Ottawa area women who are at high risk for breast cancer now have access to a new Ontario Breast Screening Program (OBSP) High Risk Screening Centre at The Ottawa Hospital. Starting in July, The Ottawa Hospital began arranging genetic testing and counselling for women between the ages of 30 and 69 who were at high risk for breast cancer and is now offering these women an annual mammogram and breast MRI. Referrals to this program are based on specific criteria such as genetics, and family or medical history. This allows the women at high risk to be routinely updated regarding their health and gives them the knowledge to ask more informed questions.

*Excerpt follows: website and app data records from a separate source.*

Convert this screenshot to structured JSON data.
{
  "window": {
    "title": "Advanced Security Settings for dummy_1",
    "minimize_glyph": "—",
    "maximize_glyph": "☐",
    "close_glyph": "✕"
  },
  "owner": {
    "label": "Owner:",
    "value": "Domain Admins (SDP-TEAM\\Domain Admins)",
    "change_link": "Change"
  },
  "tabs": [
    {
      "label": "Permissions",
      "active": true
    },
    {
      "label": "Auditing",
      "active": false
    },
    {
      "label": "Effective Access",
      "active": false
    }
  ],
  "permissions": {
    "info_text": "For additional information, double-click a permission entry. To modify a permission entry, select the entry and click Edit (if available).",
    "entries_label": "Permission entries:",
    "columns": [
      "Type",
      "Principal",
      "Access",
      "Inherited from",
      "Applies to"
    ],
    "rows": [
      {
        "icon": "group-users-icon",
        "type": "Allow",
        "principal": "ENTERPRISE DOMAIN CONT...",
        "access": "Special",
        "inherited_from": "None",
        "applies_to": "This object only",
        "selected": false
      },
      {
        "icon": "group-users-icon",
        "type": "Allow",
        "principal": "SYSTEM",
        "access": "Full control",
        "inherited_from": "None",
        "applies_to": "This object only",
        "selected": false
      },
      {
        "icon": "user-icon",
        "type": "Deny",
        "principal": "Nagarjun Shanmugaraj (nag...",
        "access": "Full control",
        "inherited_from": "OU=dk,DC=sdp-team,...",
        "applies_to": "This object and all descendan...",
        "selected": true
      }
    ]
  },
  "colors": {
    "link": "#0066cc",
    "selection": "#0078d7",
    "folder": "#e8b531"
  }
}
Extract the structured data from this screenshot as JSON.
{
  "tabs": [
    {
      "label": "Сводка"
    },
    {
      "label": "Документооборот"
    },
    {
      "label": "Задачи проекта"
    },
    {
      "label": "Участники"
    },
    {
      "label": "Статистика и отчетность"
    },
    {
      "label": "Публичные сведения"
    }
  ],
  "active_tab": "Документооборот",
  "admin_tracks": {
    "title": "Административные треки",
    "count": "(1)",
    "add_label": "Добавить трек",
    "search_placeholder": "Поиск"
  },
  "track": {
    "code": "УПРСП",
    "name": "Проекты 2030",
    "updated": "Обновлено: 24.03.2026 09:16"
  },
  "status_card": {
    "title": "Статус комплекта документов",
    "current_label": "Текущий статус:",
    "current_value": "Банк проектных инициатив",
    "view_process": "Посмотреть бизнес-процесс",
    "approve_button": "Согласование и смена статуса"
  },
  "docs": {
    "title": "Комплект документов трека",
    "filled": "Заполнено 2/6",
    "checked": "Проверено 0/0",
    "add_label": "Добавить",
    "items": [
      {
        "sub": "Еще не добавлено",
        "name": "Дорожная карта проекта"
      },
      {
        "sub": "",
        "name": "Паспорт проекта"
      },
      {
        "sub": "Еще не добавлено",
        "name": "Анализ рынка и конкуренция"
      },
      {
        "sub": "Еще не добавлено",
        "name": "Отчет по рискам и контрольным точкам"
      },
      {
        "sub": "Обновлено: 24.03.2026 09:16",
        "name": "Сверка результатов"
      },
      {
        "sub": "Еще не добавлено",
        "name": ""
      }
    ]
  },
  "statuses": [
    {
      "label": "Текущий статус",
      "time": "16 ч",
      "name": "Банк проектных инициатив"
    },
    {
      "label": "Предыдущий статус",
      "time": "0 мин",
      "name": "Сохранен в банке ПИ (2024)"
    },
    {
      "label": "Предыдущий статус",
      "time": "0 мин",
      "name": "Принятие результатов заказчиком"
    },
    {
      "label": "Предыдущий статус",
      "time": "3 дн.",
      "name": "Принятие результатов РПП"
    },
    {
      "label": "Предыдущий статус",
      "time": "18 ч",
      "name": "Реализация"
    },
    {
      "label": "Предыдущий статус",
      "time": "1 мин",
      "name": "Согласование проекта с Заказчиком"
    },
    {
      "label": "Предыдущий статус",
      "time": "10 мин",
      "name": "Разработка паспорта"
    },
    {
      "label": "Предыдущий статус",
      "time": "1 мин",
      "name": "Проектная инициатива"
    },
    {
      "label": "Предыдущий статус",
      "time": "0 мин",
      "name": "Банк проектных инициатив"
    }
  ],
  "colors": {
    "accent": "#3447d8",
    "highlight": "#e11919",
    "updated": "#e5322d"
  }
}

Providing care and support for people at the end of active cancer treatment, the Wellness Beyond Cancer Program ensures our patients get the follow-up care and resources needed to best manage their health. With ongoing research and medical advances in cancer care, many more patients are surviving the disease. As a result, The Ottawa Hospital developed this program to empower patients to assist in managing their own care and well-being, and help them transition back to their family doctors and the community. Upon admission to the cancer program, a patient will be asked for the name of their primary health-care provider and reminded to continue their non-cancer-related care with them throughout their active cancer treatment. If necessary, the cancer program team at The Ottawa Hospital Cancer Centre will work with the patient to find a primary care provider. When referred to the Wellness Beyond Cancer Program, at the end of active cancer treatment, the patient will be asked to complete a ‘needs assessment’. The needs assessment will help the patient self-identify their needs and will be used to arrange referrals to the appropriate community resources, allow program nurses to individualize their support of the patient, and assist patients to focus on group session content relevant to their needs. Once discharged from active cancer treatment, the patient and their primary care provider will receive a detailed individualized care plan summary, including diagnosis, treatment, cancer team, recommended surveillance and a summary of the patient self identified needs. The continued partnership of a patient’s family physician will ensure a seamless transfer of care once active cancer treatment is complete.
In April 2011, The Ottawa Hospital implemented a new Hip Fracture Pathway, based on the regional model created for the Champlain LHIN. This model looked at best practices across Ontario and created a standardized care path for patients, providing the optimum care. Since implementing the Pathway, the hospital has achieved its goal, ensuring that surgery for hip fracture patients takes place within 48 hours of admission. We have also optimized care to decrease the incidence of delirium as well as the risk of re-fracture by identifying osteoporosis early on and discussing treatment options with patients. By improving education to patients and their families as it relates to their care and stay at The Ottawa Hospital, we have helped manage their expectations and have reduced their anxiety.